Namely, Asian ports are particularly crucial to the health of the global economy as they include nine of the world’s top 10 largest capacity trading locations. In fact, researchers now warn that low-lying Asian countries are expected to be the worst-affected by rising sea levels, and ports will be the first to feel some of the most dramatic effects.


Wärtsilä says that the 2015 Paris Agreement has been important in helping world governments commit to lower emissions in an attempt to soften the impact of climate change.

Yet, even if all the commitments are met as planned, it won’t stop sea levels from rising over the next two centuries. 

Ivan Haigh, an associate professor of Coastal Oceanography at Southampton University explains that most of the effects of sea level rise are “locked-in” because the sea warms at different speeds, stressing that

Even if we were to go to negative emissions tomorrow, sea levels are still going to rise for hundreds if not for thousands of years.

This is for two reasons;

  1. only the surface of the ocean has been heated- and that heat takes a long time to travel down into the depths;
  2. once ice starts melting, it carries on melting even if temperature changes.

Haigh underlines that no matter what, “we are going to experience at least a meter of sea level rise.
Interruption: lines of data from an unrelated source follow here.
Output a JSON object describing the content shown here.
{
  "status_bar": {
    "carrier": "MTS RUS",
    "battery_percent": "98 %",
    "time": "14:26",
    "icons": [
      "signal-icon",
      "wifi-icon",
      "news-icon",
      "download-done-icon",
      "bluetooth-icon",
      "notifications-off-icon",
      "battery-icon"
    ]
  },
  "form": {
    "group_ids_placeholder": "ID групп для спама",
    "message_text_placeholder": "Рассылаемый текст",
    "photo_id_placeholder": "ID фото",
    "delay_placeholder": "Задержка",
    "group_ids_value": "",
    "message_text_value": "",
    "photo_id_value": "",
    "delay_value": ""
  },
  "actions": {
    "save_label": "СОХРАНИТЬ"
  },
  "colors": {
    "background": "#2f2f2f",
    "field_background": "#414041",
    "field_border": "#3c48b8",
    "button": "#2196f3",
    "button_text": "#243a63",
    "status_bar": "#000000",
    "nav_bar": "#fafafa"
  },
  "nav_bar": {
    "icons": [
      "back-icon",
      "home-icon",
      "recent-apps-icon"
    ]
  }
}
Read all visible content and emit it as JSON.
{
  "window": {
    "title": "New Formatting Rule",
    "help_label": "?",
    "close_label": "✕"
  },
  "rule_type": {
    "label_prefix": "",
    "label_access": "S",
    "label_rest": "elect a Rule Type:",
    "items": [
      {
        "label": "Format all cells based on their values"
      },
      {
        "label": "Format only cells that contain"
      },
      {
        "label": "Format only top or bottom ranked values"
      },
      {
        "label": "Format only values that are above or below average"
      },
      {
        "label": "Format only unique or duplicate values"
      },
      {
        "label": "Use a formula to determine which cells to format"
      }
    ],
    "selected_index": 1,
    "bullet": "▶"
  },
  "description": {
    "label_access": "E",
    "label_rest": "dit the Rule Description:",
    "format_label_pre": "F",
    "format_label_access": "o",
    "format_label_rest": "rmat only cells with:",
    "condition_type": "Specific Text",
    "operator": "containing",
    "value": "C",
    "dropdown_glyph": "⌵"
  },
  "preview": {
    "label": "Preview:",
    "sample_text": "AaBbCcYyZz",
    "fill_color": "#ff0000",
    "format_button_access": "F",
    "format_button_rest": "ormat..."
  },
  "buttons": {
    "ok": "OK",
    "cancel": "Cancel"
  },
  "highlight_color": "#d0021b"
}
It’s just a matter of when: is it going to be this century or over the next 200 years?

What is more, elevating Asia’s ports could provide some level of shield from rising sea levels, but, according to a 2018 report by Asia Engage, this could be costly.

Analysts found that countries would have to spend up to EUR 45 billion to raise up 53 of the region’s largest ports. Namely, according to the report, in order to future-proof the port of Shanghai, the busiest port in the world, against rising storm surges and other climate effects, costs would be between EUR 340 million and EUR 550 million.

In regards to South Korea, the higher price of construction along with other factors like larger warehouse areas, means the Gwangyang port in the country’s South Jeolla province would have to pay between EUR 1.45 billion and EUR 3.25 billion in order to prepare for the expected large sea level rises.

Such adaption costs also represent a significant portion of the entire amount required to build new ports.

For instance, Wärtsilä notes that in Singapore, the construction of the fully-automated Tuas mega-port is still ongoing and is expected to be fully completed in 2040; the maritime sector adds around 7% a year to Singapore’s GDP growth, with 170,000 people currently working in the industry.

Asia Engage further estimated that the cost of altering the port to adapt to sea level rises to be EUR 1.1 billion, some 19% of the full price of building the giant 8.6km-long terminal.

Whatsoever, it is said that Singapore’s port could be shielded from some of the worst effects of climate change due to its government’s foresight in putting protective regulation in place.

Notably, Tuas is being built on land reclaimed from the sea; it was in 2011, when Singapore raised the minimum height requirements for reclaimed land from 3 metres to 4 metres above sea level.

What is more, a 2015 Stanford University paper, estimated that the expected costs to US ports of intervention to protect against sea level rise and found the price of sea wall and bulkhead construction to be between EUR 750,000 per km and EUR 2 million per km, while building dikes or levees to protect against one metre of sea level rise varied from EUR 1 million per km to EUR 4 million per km.

Yet, a 2019 Maritime Economics and Logistics paper called for main adaptation steps to “include storm defences, elevation to compensate for projected sea levels and even relocation.”

Jim Hall, Professor of Climate and Environmental Risk at Oxford University’s school of geography and the environment comes to add that it would be very surprising if a port operator decided to move somewhere else because of the effects of worsening sea level rise, adding that every port will have to adapt eventually.

Port operators will have to consider the very challenging cost-benefit analysis when determining how to revamp their infrastructure to deal with the accelerating effects of climate change.

Lastly, according to Wärtsilä

Given the reality of rising sea levels, not acting at all is no longer a viable choice.

In late 2019, it was reported that the Port of San Diego was preparing for the future sea level rise and has taken practical measures to mitigate this problem. Namely, at the location of a future hotel and convention center in Chula Vista, the Port trucked enough soil to raise the ground level by 14 feet.